Have a fun day!

Saturday, April 2, 2011

Jordan having fun.

Jordan is at just the right age to enjoy April Fool's so we had fun yesterday.

Actually we had two field trips yesterday, too. One with other homeschoolers and one that was just us. So by late afternoon I was tired and inclined to be cranky. I had, however, been reading in one of those inspirational parenting books, books which I generally avoid, about a young mother learning to enjoy her small children because her mother reminded her that this time passes in the blink of an eye. Because of that story, I took a deep breath and decided to have fun with the pranks Jordan was planning for his Dad. I am glad I did. We ended up having a few laughs.

There is so much to enjoy in this tween time of life. Jordan and his friend were in the 4-H State Visual Presentation Competition today. They didn't place but they did get a blue ribbon. Just making it that far was a real accomplishment. They had lots of fun just hanging out with other
. 4-Hers and seeing presentations about everything from pirates to origami cranes. It was good to be a part of it.
I need to spend more time enjoying my son, even when I am tired. Every stage of life has its amusements. So I know I need to work hard, but I'm going to try not to forget to have fun, too.

Have a blessed day!

Friday, April 1, 2011

Happy New Year!

No that isn't an April Fool's Joke -- though I enjoy those immensely.

Apparently, April 1st used to be the end of New Year's week. That changed in 1582 with the introduction of the Gregorian Calendar. New Year was changed to January 1. According to one theory, many people either didn't hear of the change in date or refused to accept it. Others made fun of them and played tricks on them and that's how April Fool's Day got started. (Learn more about that here.)

I only learned today that April 1 used to be New Year's Day. It makes more sense than January 1st, especially in an agrarian culture such as would still have been the norm in 1582. April is neat the start if Spring, when things begin. Januaty 1 is after the start of winter, in the deadest part of the year. The best I can find out is that January 1 was chosen by the Church because leaders didn't like the new year celebration coinciding with pagan observances of the Spring Equinox. But the beginning of the liturgical year is the first day of Advent, wouldn't that have made more sense as New Year? Well, of course then it wouldn't be on the same day every year.

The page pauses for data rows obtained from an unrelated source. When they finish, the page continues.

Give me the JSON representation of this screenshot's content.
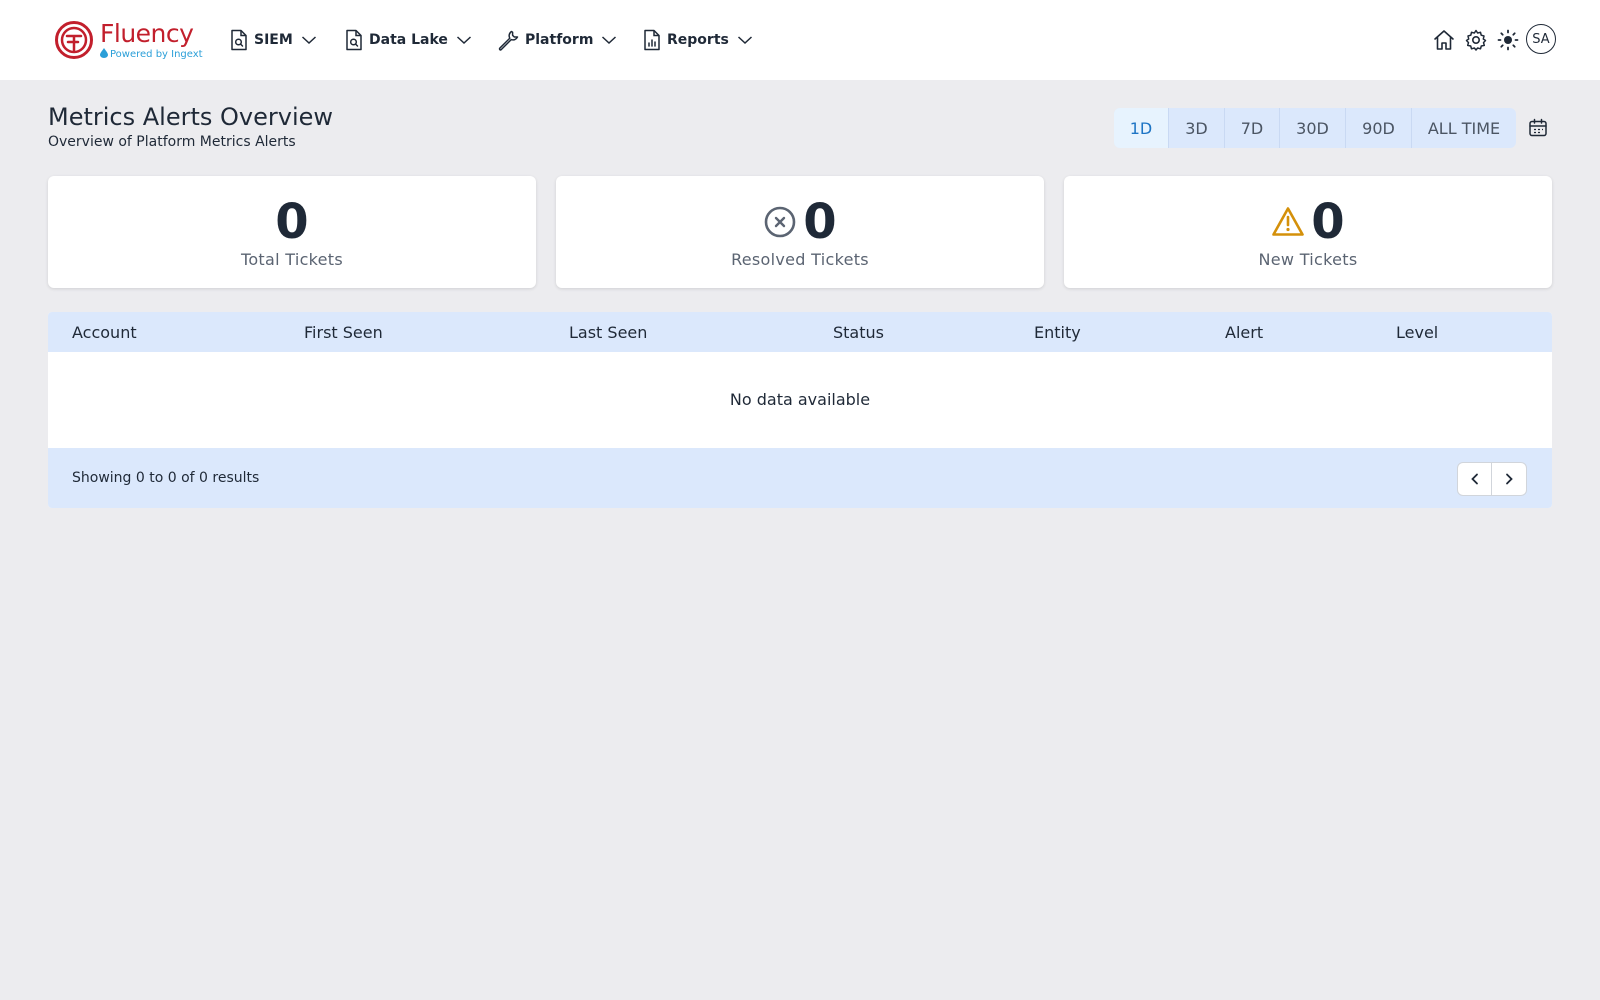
{
  "brand": {
    "name": "Fluency",
    "tagline": "Powered by Ingext",
    "primary_color": "#c21f2c",
    "accent_color": "#2b9fd8"
  },
  "nav": [
    {
      "label": "SIEM",
      "icon": "document-search-icon"
    },
    {
      "label": "Data Lake",
      "icon": "document-search-icon"
    },
    {
      "label": "Platform",
      "icon": "wrench-icon"
    },
    {
      "label": "Reports",
      "icon": "chart-document-icon"
    }
  ],
  "header_icons": [
    "home-icon",
    "gear-icon",
    "sun-icon"
  ],
  "user": {
    "initials": "SA"
  },
  "page": {
    "title": "Metrics Alerts Overview",
    "subtitle": "Overview of Platform Metrics Alerts"
  },
  "ranges": {
    "options": [
      "1D",
      "3D",
      "7D",
      "30D",
      "90D",
      "ALL TIME"
    ],
    "selected": "1D"
  },
  "stats": {
    "total": {
      "value": "0",
      "label": "Total Tickets"
    },
    "resolved": {
      "value": "0",
      "label": "Resolved Tickets",
      "icon": "x-circle-icon"
    },
    "new": {
      "value": "0",
      "label": "New Tickets",
      "icon": "warning-icon",
      "icon_color": "#d4900a"
    }
  },
  "table": {
    "columns": [
      "Account",
      "First Seen",
      "Last Seen",
      "Status",
      "Entity",
      "Alert",
      "Level"
    ],
    "rows": [],
    "empty_text": "No data available",
    "footer": "Showing 0 to 0 of 0 results"
  }
}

Ah, well, all this historical musing probably won't get me anywhere. I just find it interesting. I always thought January 1 was a strange time to place New Year.

Anyway, I hope you have all enjoyed April Fool's Day. What was your favorite prank this year?